Favorite song: I Should Have Known Better
Bonus Track: Help
Elvis: forget about the movies and listen to the music. Buy a CD, open a bottle of wine or a beer, and listen to the songs with no distraction. I didn't like Elvis for a lot of years. He died on my 13th birthday, and ruined it. It was the only year my mother actually remembered my birthday on the day of my birthday. And then she sat and cried all night. Good times. And in the 70's, in Kansas City, Channel 5 used to have a 3:00 movie every afternoon. And at least every two months there was a week-long Elvis festival. And never King Creole or Jailhouse Rock. It was always Viva Las Vegas and the ones where he played twins, or something.
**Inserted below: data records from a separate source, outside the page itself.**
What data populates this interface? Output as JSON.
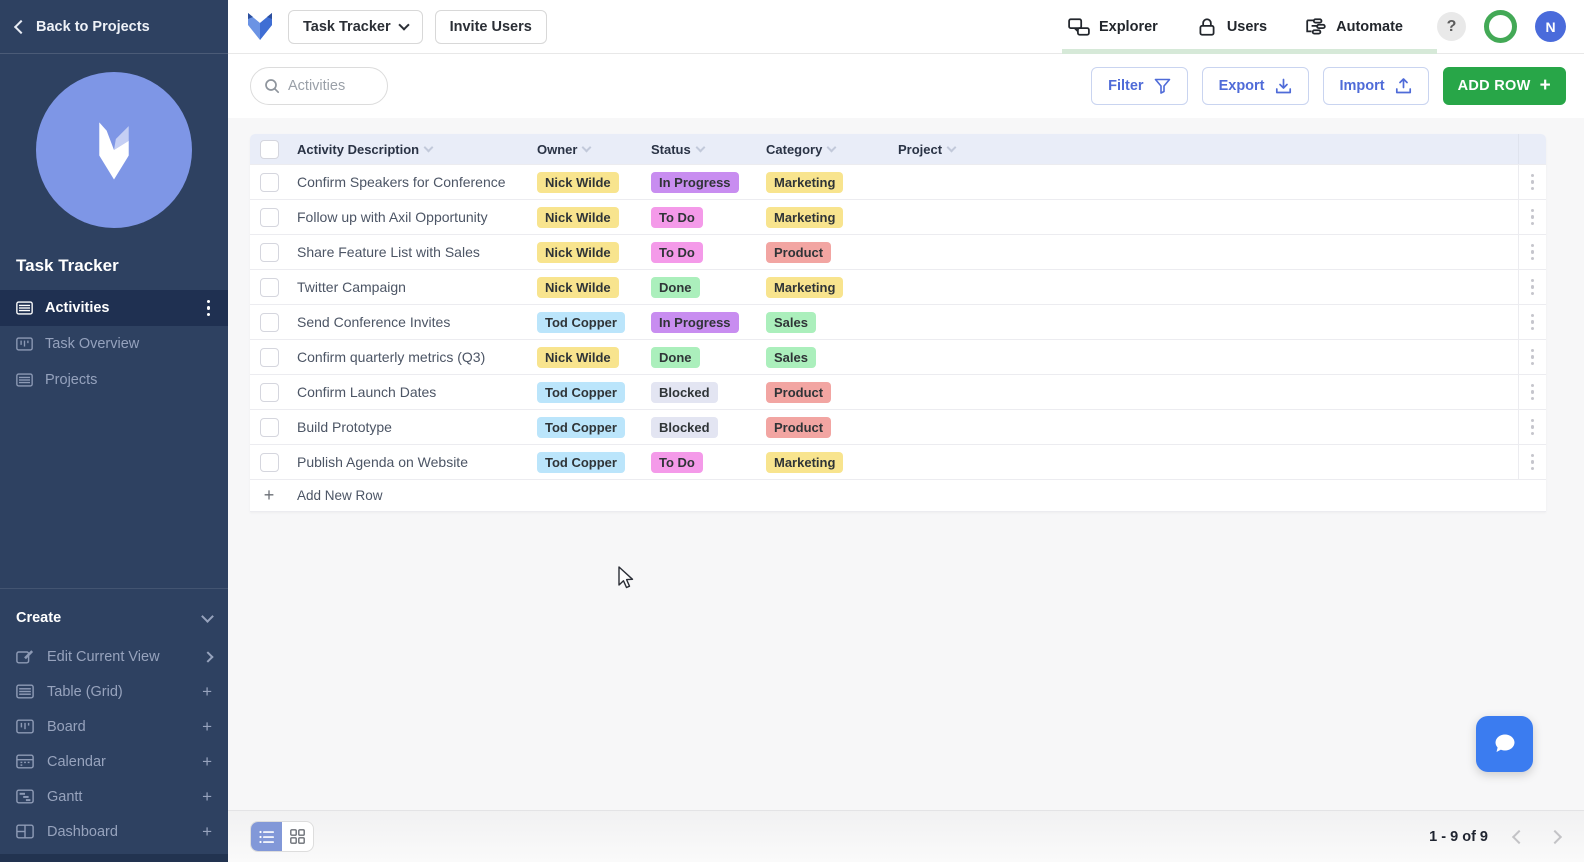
{
  "topbar": {
    "workspace_button": "Task Tracker",
    "invite_button": "Invite Users",
    "nav_items": [
      {
        "label": "Explorer",
        "icon": "explorer-icon"
      },
      {
        "label": "Users",
        "icon": "lock-icon"
      },
      {
        "label": "Automate",
        "icon": "automate-icon"
      }
    ],
    "help_label": "?",
    "avatar_initial": "N"
  },
  "sidebar": {
    "back_label": "Back to Projects",
    "workspace_title": "Task Tracker",
    "nav_items": [
      {
        "label": "Activities",
        "icon": "table-icon",
        "active": true
      },
      {
        "label": "Task Overview",
        "icon": "board-icon",
        "active": false
      },
      {
        "label": "Projects",
        "icon": "table-icon",
        "active": false
      }
    ],
    "create_section": {
      "title": "Create",
      "items": [
        {
          "label": "Edit Current View",
          "icon": "edit-icon",
          "action": "chevron"
        },
        {
          "label": "Table (Grid)",
          "icon": "table-icon",
          "action": "plus"
        },
        {
          "label": "Board",
          "icon": "board-icon",
          "action": "plus"
        },
        {
          "label": "Calendar",
          "icon": "calendar-icon",
          "action": "plus"
        },
        {
          "label": "Gantt",
          "icon": "gantt-icon",
          "action": "plus"
        },
        {
          "label": "Dashboard",
          "icon": "dashboard-icon",
          "action": "plus"
        }
      ]
    }
  },
  "toolbar": {
    "search_placeholder": "Activities",
    "filter_label": "Filter",
    "export_label": "Export",
    "import_label": "Import",
    "add_row_label": "ADD ROW",
    "add_row_plus": "+"
  },
  "table": {
    "columns": [
      "Activity Description",
      "Owner",
      "Status",
      "Category",
      "Project"
    ],
    "rows": [
      {
        "description": "Confirm Speakers for Conference",
        "owner": "Nick Wilde",
        "status": "In Progress",
        "category": "Marketing",
        "project": ""
      },
      {
        "description": "Follow up with Axil Opportunity",
        "owner": "Nick Wilde",
        "status": "To Do",
        "category": "Marketing",
        "project": ""
      },
      {
        "description": "Share Feature List with Sales",
        "owner": "Nick Wilde",
        "status": "To Do",
        "category": "Product",
        "project": ""
      },
      {
        "description": "Twitter Campaign",
        "owner": "Nick Wilde",
        "status": "Done",
        "category": "Marketing",
        "project": ""
      },
      {
        "description": "Send Conference Invites",
        "owner": "Tod Copper",
        "status": "In Progress",
        "category": "Sales",
        "project": ""
      },
      {
        "description": "Confirm quarterly metrics (Q3)",
        "owner": "Nick Wilde",
        "status": "Done",
        "category": "Sales",
        "project": ""
      },
      {
        "description": "Confirm Launch Dates",
        "owner": "Tod Copper",
        "status": "Blocked",
        "category": "Product",
        "project": ""
      },
      {
        "description": "Build Prototype",
        "owner": "Tod Copper",
        "status": "Blocked",
        "category": "Product",
        "project": ""
      },
      {
        "description": "Publish Agenda on Website",
        "owner": "Tod Copper",
        "status": "To Do",
        "category": "Marketing",
        "project": ""
      }
    ],
    "add_new_row_label": "Add New Row"
  },
  "footer": {
    "pagination": "1 - 9 of 9"
  },
  "colors": {
    "badge_owner": {
      "Nick Wilde": "#f8e48e",
      "Tod Copper": "#bbe5fb"
    },
    "badge_status": {
      "In Progress": "#c88df0",
      "To Do": "#f49ae9",
      "Done": "#abefbc",
      "Blocked": "#e3e5f2"
    },
    "badge_category": {
      "Marketing": "#f8e48e",
      "Sales": "#abefbc",
      "Product": "#f2a5a2"
    },
    "accent_green": "#28a648",
    "accent_blue": "#4f6bd8",
    "sidebar_bg": "#2e4161",
    "header_bg": "#e9edf8"
  }
}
But over the years, I listened more and more and came to realize why they call him the King. Remember, at one time, this guy had more #1 singles than anyone in history. He sold more records than anyone else. Some of that was the hype, but not all of it. He was that good. There was a lot of schlock involved with Elvis, and he didn't go out the best way. But the man could sing.
Favorite song: Suspicious Minds
Bonus Track: Always On My Mind
Merle Haggard: of all the country performers, he's my favorite. I don't know why one person makes an impact more than any other, but the Hag Man does. He writes most of his own songs, he's lived a hard life, and made a success of himself. He doesn't have the greatest voice, but he can sing. But more importantly, he tells a story that gets you to listen to it.
He was the first concert I ever went to. And he has an unusual show. He walks and says hello. Then he sings to you. About half way through, he'll stop and say thank you for coming to see him. Then he sings some more. Then he says thank you and goes home. No light shows. No laser shows. No dancers. Just the music and song. What a concept.
Favorite song: Kern River
Bonus Track: My Favorite Memory
Pink Floyd: I was never a huge Floyd fan, at least until I saw 'The Wall' for about the 5th time. I loved the movie, and the music was good. But I never really listened to it. It was just a part of the movie, without being individual songs. That's a hard concept to get used to, unless you're into album rock, which I never was. Then one day I bought the sound track and listened to it without the movie. And I was hooked.
When I was in Turkey, I found a store where I could buy every (bootleg) Pink Floyd album for $2. So I did. And there wasn't a lot to do in Turkey, so I listened all the time. And I was hooked. There is one thing I know. Put on the sound track to 'The Wall', open a bottle of wine (or other means of relaxation) and by the time the song 'Comfortably Numb' comes on, you will be.
Favorite song: Comfortably Numb
Bonus track: Shine On You Crazy Diamond
Alison Krauss: I usually buy greatest hits albums. I would rather spend my money on an album that has 7 or 8 songs I know I want to listen to over an album that's popular and might have one or two songs I might like. The first album I ever bought based on one song and nothing else was 'I've Got That Old Feeling' by Alison Krauss. The video of 'Steel Rails' come on and I loved the song. I went out right away and bought the album, and have bought every album of hers since. I don't care for every album she has. Some are straight bluegrass. Some are straight country, or variations. Some are a combination. She's even performed with Robert Plant.
She's a very versatile performer. She's an award-winning fiddle player, a Grammy-award winning singer (among many others), and is extremely talented. You never hear a lot about her, which is good. I don't care about performer's personal lives. I care about their music.
Favorite song: Steel Rails
Bonus track: Carolina On My Mind
That's it. Not much, really, but this is the first post. My favorite performers and a little about them, and why I like them.
So who are your top 5?